If you’ve tried to travel recently – i.e. escape the misery of disasters near and far – you know how complicated it is. More restrictions, more tests, more paperwork, more lines, more stress.
There, is, however, an imaginary faraway place that also happens to be one of the most visited destinations on earth.
Tinkerbell can’t guide you, though. Most of us arrive there through bad data: Just ask the thousands of Wisconsin voters, an avalanche of COVID cases and the millions of fat-fingered sat nav users who visit daily.
Smack at the coordinates zero degrees latitude and zero degrees longitude (0°N 0°E), Null Island was created by accident.
There’s a big difference between no information (null) and zero, as it turns out. Tell that to your phone, which, if it can’t figure out your coordinates, might interpret that as 0°,0° — so the artful snap of Tuesday’s dinner will be forever a reminder of your visit to Null Island.
About 10 years ago, geographers ran with the glitch, incorporating Null Island into GIS systems, crafting flags, a website and a Twitter account.
While Google Maps these days drops a point at this location, it’s not all fantasy. About 300 miles south of Ghana, in this exact location floats a weather buoy called Soul.
We made a map and postcards from Null Island in homage to bad databases everywhere, and the fantasy of traveling unencumbered.
Which may just mean staying at home.

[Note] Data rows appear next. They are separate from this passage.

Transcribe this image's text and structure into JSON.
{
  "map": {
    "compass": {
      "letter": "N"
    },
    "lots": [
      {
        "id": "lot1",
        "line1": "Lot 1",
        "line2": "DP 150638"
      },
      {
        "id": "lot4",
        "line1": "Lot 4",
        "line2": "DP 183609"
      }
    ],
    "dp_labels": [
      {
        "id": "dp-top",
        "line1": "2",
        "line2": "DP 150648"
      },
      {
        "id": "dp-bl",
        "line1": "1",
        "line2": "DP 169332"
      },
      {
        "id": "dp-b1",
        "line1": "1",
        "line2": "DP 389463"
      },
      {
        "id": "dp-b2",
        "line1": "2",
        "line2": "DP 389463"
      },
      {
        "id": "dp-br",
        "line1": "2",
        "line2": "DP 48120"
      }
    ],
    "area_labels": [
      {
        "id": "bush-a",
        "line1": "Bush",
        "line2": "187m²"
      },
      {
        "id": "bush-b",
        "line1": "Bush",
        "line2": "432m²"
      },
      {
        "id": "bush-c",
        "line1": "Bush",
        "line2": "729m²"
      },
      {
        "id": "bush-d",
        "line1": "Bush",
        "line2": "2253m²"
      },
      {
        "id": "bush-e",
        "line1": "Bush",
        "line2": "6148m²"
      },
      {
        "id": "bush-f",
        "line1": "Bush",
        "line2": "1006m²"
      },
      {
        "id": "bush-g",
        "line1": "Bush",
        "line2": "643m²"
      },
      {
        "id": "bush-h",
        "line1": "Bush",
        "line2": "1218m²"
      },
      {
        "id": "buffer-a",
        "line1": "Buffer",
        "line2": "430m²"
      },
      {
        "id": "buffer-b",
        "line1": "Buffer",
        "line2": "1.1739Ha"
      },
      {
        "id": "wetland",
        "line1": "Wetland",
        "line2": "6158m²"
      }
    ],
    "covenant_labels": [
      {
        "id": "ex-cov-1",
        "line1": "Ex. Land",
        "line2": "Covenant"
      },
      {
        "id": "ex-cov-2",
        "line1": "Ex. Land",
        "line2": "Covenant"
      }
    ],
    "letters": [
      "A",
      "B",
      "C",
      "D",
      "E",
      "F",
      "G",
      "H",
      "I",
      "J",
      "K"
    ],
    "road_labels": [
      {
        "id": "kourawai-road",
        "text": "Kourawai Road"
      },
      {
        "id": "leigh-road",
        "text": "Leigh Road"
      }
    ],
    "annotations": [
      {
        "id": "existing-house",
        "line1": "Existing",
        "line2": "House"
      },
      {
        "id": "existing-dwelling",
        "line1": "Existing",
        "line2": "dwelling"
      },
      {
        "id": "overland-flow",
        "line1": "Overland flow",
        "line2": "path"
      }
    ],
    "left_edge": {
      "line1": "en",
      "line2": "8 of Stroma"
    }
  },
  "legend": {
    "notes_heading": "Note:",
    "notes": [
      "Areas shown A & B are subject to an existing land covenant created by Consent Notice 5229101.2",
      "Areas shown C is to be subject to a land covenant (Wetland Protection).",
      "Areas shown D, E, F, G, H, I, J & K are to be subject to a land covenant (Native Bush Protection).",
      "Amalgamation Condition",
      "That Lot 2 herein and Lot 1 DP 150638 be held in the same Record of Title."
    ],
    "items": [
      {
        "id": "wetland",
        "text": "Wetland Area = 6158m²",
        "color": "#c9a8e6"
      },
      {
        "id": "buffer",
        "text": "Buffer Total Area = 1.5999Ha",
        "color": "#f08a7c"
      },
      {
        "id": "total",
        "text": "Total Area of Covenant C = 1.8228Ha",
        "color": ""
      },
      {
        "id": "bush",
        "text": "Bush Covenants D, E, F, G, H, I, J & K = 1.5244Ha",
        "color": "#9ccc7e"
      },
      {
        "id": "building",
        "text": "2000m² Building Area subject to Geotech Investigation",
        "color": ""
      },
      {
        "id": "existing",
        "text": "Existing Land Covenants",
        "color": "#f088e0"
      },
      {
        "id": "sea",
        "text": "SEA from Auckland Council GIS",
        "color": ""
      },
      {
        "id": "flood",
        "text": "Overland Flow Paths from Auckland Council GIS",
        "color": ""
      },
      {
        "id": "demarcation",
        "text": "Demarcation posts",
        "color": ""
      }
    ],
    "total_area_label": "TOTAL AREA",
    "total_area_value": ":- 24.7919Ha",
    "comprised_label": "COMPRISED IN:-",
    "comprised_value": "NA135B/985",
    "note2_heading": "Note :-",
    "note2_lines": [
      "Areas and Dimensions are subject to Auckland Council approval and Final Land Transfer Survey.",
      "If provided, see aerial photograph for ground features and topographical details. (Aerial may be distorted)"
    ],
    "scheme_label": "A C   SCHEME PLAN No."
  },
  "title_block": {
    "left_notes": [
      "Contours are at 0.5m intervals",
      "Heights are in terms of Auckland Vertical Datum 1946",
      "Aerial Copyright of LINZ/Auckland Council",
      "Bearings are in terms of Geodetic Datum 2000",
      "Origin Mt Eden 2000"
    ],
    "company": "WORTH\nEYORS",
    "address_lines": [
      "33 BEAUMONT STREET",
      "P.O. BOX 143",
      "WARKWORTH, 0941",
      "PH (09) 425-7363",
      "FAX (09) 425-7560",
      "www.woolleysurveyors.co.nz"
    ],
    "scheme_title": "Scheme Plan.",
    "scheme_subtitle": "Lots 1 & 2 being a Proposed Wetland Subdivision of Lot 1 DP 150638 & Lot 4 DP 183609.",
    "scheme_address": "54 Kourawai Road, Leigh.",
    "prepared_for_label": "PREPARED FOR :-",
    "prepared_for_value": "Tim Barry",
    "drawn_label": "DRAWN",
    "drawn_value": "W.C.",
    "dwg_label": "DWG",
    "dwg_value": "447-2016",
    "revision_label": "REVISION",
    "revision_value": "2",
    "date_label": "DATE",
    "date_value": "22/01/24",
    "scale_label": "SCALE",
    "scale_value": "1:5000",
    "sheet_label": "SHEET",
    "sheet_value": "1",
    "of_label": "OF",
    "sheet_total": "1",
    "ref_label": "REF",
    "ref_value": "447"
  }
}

The works were created for the group exhibit “(No) Place Like Home” at the Sugar Street Gallery in Venice, Italy to celebrate the conclusion of the 2021 Architecture Biennale.